“One thing we. want to do is extend our programs to commu
nities farther away in Nebraska,” he said. “We want to take some
of our artists to communities interested in seeing them. We want
to go to those communities - and then beyond that.”
Durst reaffirmed die same broad goals for the future of the
Lied Center.
“We want to continue what we have begun now,” he said.
I “We also hope to make these performances available to peo
V pie whom, for whatever reason, may not come into the col
\ lege or the Lied.
' “We will take it to them.”
UNL’s dance program optimistic about future
DANCE from page 9 _
new approaches and new styles.
Kane has worked with her students
on contact improvisation, teaching
them how to create movement off of
each other and to dance with their
weight off balance.
Holcombe has introduced her stu
dents to an inventive style of move
ment characteristic of modem compa
nies such as Momix and Pilobolus,
with which she has performed.
But the two women aren’t just
bringing change to the classroom.
They’re working on improving the
' i .4 \ J i * i ?
image of dance in the entire, city.
Since Holcombe and Kane have
arrived at UNL, students say serious
efforts have been made by both to pro
mote the program in and out of the
campus community.
Kane and Holcombe have orga
nized special showings of student
worics and increased publicity to raise
the community’s awareness of the pro
The two also have worked with the
administration to get the program a
new dance floor in the rehearsal space
in Mabel Lee Hall, Room 304.
Outside of the program, both
women taught freshmen foundation
courses this semester aimed at intro
ducing new students to the arts.
Kane and Holcombe’s endeavors
have contributed to a positive attitude
pervasive among the dance majors,
Fusillo said.
“Right now, everything is starting
to click,” Holcombe said.
“We’re contrasting the change in
weather with positive attitudes.
Explosions are happening all over the
dance department” •
fjowever, those involved with the
dance^anogram know it will take time
to enact permanent changes.
Holcombe said she could see how
deeply her dappers were.affected by
the year’s transitions and speculations.
“I think they have a hard time
trusting people,” Holcombe said. “At
the same time, I think what they’ve
been through is helping a lot to push
Because the students struggle to
trust others, Holcombe would like to
see them exercise their own indepen
“I want the students to take more
responsibility for themselves,”
Holcombe said. “I want the students to
feed off of each other.”
Holcombe would also enjoy see
ing Orchesis, a student organization
for dance majors, come back to life.
Kane said she wants the students to
feel more like a family.
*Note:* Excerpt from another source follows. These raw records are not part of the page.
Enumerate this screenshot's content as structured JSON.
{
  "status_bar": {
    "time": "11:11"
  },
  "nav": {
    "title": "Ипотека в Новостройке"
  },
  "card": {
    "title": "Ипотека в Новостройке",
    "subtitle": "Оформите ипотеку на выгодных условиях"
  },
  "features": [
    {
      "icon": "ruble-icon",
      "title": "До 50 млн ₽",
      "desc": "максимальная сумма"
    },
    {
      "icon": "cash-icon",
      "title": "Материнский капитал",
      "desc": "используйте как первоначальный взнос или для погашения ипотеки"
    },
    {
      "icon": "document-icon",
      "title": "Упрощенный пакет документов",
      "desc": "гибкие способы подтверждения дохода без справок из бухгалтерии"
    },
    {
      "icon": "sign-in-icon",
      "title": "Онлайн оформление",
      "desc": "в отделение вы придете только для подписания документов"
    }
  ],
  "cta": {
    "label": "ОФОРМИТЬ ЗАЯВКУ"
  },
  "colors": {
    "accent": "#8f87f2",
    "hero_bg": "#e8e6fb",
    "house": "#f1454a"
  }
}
For her, a sense
of community creates a more hos
pitable environment for artistic cre
In order to foster this environment,
the program plans to put into effect all
dance-program meetings next semes
ter where all dance majors and faculty
would be involved
“We just have to take one thing at a
time,” Kane said. “Sometimes it’s a
slow process.”